Manage the Risks You Know: Cyber Protection/cyber Security Liability
| Ed Kraine
The dawn of the internet provided many new avenues for doing business, and the protection of computer data is a main concern in today’s working environment.
“Cyber Liability,” as it is called, encompasses new risks for companies that not only conduct business over the internet, but that also may store private, confidential information subject to several federal laws.
To provide insurance protection for these new risks, most insurance companies have developed “cyber security liability policies” which cover both first party “the insured” and third party liabilities which arise because of attacks by outside parties because of the loss of sensitive data due to hacking or invasion by others. Since 2005 the loss of “intangible property” has been excluded under standard property policies; likewise, bodily injury or property damage, previously covered under the general liability policy, is also excluded if it emanates from a cyber-breach or error.

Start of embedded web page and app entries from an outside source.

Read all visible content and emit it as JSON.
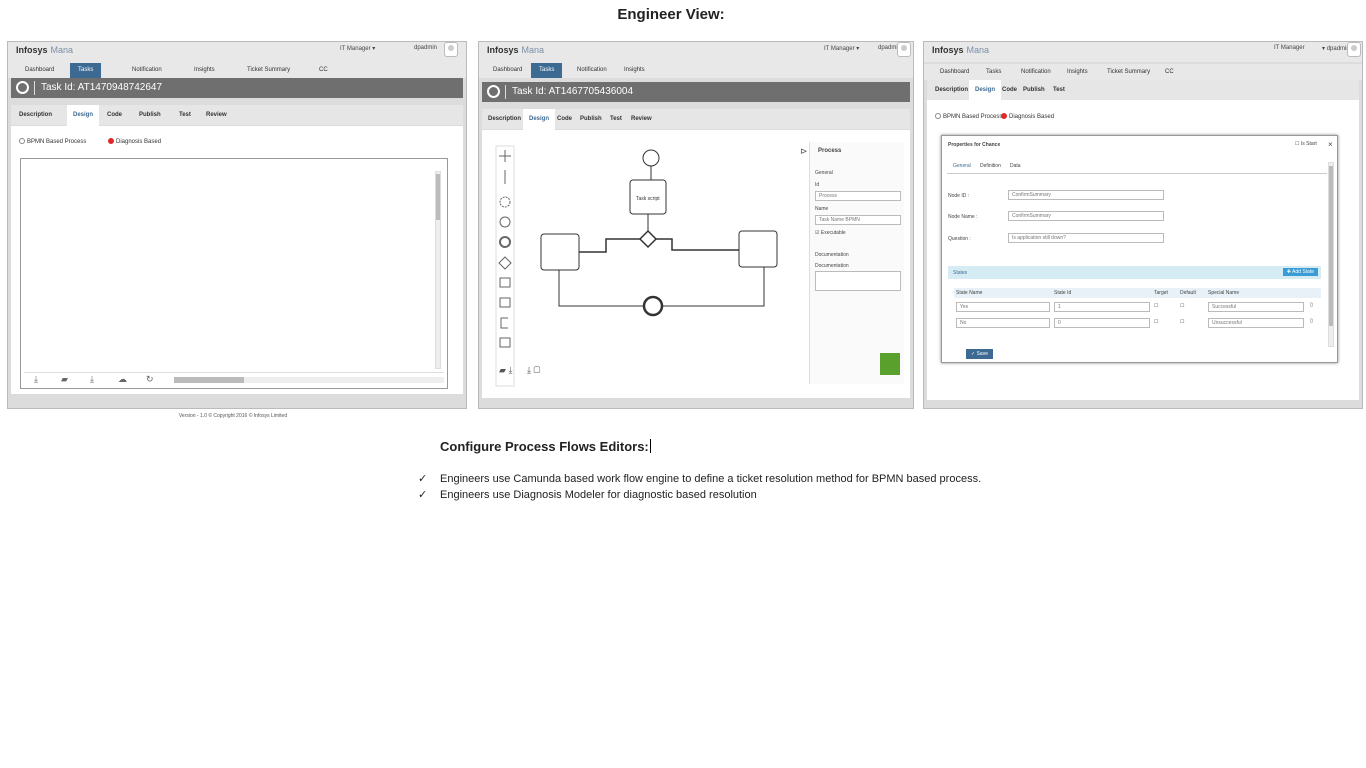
{
  "page_title": "Engineer View:",
  "panels": [
    {
      "brand_logo": "Infosys",
      "brand_product": "Mana",
      "role": "IT Manager",
      "user": "dpadmin",
      "nav": [
        "Dashboard",
        "Tasks",
        "Notification",
        "Insights",
        "Ticket Summary",
        "CC"
      ],
      "task_id": "Task Id: AT1470948742647",
      "tabs": [
        "Description",
        "Design",
        "Code",
        "Publish",
        "Test",
        "Review"
      ],
      "radio_options": [
        "BPMN Based Process",
        "Diagnosis Based"
      ],
      "selected_radio": "Diagnosis Based",
      "footer": "Version - 1.0 © Copyright 2016 © Infosys Limited"
    },
    {
      "brand_logo": "Infosys",
      "brand_product": "Mana",
      "role": "IT Manager",
      "user": "dpadmin",
      "nav": [
        "Dashboard",
        "Tasks",
        "Notification",
        "Insights"
      ],
      "task_id": "Task Id: AT1467705436004",
      "tabs": [
        "Description",
        "Design",
        "Code",
        "Publish",
        "Test",
        "Review"
      ],
      "diagram_task_label": "Task script",
      "properties": {
        "title": "Process",
        "section_general": "General",
        "id_label": "Id",
        "id_value": "Process",
        "name_label": "Name",
        "name_value": "Task Name BPMN",
        "executable_label": "Executable",
        "section_doc": "Documentation",
        "doc_label": "Documentation"
      }
    },
    {
      "brand_logo": "Infosys",
      "brand_product": "Mana",
      "role": "IT Manager",
      "user": "dpadmin",
      "nav": [
        "Dashboard",
        "Tasks",
        "Notification",
        "Insights",
        "Ticket Summary",
        "CC"
      ],
      "tabs": [
        "Description",
        "Design",
        "Code",
        "Publish",
        "Test"
      ],
      "radio_options": [
        "BPMN Based Process",
        "Diagnosis Based"
      ],
      "selected_radio": "Diagnosis Based",
      "modal": {
        "title": "Properties for Chance",
        "start_label": "Is Start",
        "tabs": [
          "General",
          "Definition",
          "Data"
        ],
        "node_id_label": "Node ID :",
        "node_id_value": "ConfirmSummary",
        "node_name_label": "Node Name :",
        "node_name_value": "ConfirmSummary",
        "question_label": "Question :",
        "question_value": "Is application still down?",
        "states_title": "States",
        "add_state": "Add State",
        "columns": [
          "State Name",
          "State Id",
          "Target",
          "Default",
          "Special Name"
        ],
        "rows": [
          {
            "name": "Yes",
            "id": "1",
            "special": "Successful"
          },
          {
            "name": "No",
            "id": "0",
            "special": "Unsuccessful"
          }
        ],
        "save": "Save"
      }
    }
  ],
  "section_title": "Configure Process Flows Editors:",
  "bullets": [
    "Engineers use Camunda based work flow engine to define a ticket resolution method for BPMN based process.",
    "Engineers use Diagnosis Modeler for diagnostic based resolution"
  ],
  "check_mark": "✓"
}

The most damaging risks both from a financial and reputational standpoint involve the loss of protected information you store in your system. HIPAA “Protected Health Information” (PHI) includes: any information, oral or recorded in any form or medium that relates to present, future, or past physical or mental health of an individual, and can include, but is not limited to telephone and fax numbers; email addresses; social security and medical record numbers; both plan beneficiary numbers; account numbers and other identifiers.

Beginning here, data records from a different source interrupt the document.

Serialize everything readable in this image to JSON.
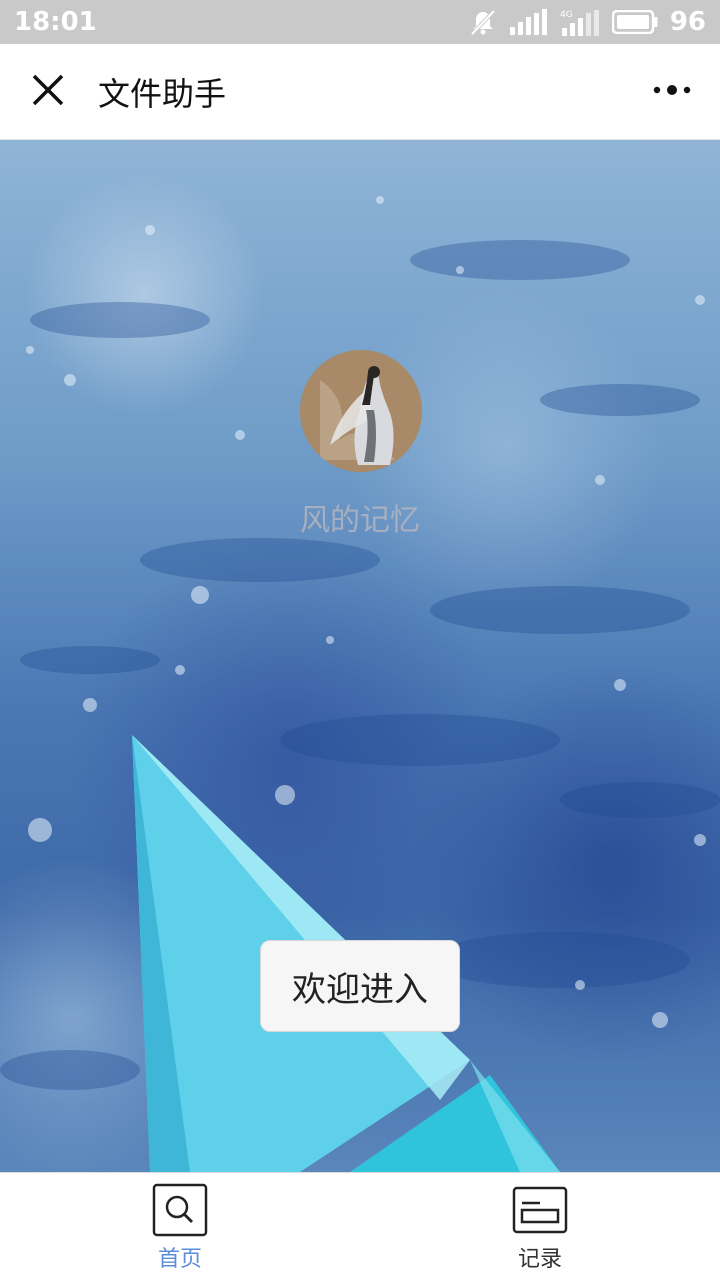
{
  "status_bar": {
    "time": "18:01",
    "battery_percent": "96",
    "network_label": "4G",
    "icons": [
      "mute-icon",
      "signal-icon",
      "signal-4g-icon",
      "battery-icon"
    ]
  },
  "header": {
    "title": "文件助手",
    "close_icon": "close-icon",
    "more_icon": "more-icon"
  },
  "profile": {
    "username": "风的记忆"
  },
  "welcome_button": {
    "label": "欢迎进入"
  },
  "tabbar": {
    "active_color": "#5b8ed8",
    "items": [
      {
        "label": "首页",
        "icon": "search-icon",
        "active": true
      },
      {
        "label": "记录",
        "icon": "records-icon",
        "active": false
      }
    ]
  }
}
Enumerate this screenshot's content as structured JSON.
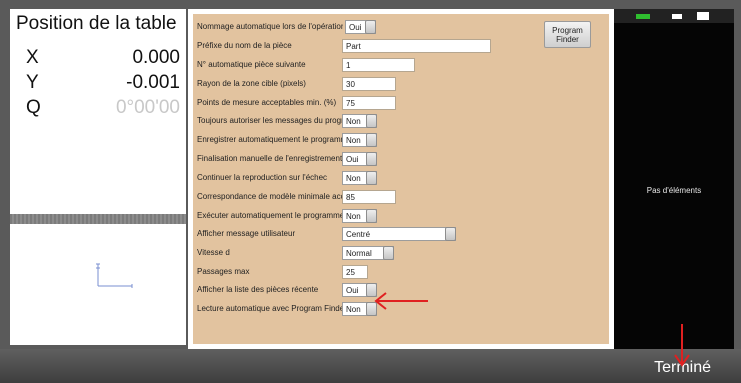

The most frequently purchased protection today is network security and privacy liability coverage. The carrier pays on your behalf amounts you are legally obligated to pay….following a security or privacy breach. This is an unlimited and non-measureable, unfunded risk, unless you purchase this protection.
Another insuring agreement will reimburse you for expenses to monitor and notify claimants as a result of the above breach. It is known as event management protection.

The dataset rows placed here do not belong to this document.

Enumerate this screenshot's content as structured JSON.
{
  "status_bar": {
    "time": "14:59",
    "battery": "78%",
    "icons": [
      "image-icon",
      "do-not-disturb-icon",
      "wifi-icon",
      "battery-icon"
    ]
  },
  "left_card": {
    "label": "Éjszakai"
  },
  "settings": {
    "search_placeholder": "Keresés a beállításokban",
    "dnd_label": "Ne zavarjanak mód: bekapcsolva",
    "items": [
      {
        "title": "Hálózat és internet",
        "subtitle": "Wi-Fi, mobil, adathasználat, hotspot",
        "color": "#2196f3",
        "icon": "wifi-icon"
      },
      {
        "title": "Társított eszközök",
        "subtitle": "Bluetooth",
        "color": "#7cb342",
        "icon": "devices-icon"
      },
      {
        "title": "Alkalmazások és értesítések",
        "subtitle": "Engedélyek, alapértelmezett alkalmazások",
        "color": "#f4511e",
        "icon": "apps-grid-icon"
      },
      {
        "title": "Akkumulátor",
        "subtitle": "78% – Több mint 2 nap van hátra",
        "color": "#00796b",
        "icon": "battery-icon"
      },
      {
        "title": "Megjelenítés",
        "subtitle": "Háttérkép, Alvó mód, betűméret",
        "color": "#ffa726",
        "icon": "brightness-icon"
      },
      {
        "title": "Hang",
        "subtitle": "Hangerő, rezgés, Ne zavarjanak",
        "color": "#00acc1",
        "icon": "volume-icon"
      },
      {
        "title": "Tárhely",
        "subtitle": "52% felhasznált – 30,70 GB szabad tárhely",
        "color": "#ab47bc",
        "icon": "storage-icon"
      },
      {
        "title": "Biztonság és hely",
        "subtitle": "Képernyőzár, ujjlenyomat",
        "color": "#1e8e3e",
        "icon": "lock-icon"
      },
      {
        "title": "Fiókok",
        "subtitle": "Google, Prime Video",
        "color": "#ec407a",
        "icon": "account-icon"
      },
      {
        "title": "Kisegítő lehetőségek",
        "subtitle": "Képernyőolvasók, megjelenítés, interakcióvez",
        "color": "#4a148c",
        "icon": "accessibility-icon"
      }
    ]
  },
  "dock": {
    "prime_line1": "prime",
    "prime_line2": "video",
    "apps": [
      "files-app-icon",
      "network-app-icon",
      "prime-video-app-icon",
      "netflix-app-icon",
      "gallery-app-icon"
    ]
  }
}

“First Party” claims are less common, and the protection is designed to reimburse you, the client for an interruption in your network; an extortion event; actual loss of digital assets, and regulatory violations on your part.
One carrier can provide reputation protection, and is subject to a “sublimit” or smaller amount of coverage than the overall policy.
Theft of Digital Assets (Example)
A regional retailer contracted with a third party service provider. A burglar stole two laptops from the service provider containing the data of over 800,000 clients of the retailer. Under applicable notification laws, the retailer – not the service provider-was required to notify affected individuals. The total expenses incurred for crisis management notification of customers cost nearly $5million.
Malicious Code (Example)
A juvenile released a computer worm that caused a launch of denial of service attack against a regional computing consulting and application outsourcing firm. The infection caused an 18 hour shut down of the entity’s computer systems. The computer firm incurred extensive cost and expenses to repair and restore their systems, as well as business income expenses which totaled approximately $875,000.
The Fedeli Group can counsel and help explain to you the risks and protection solutions available in this ever-growing area of business risk.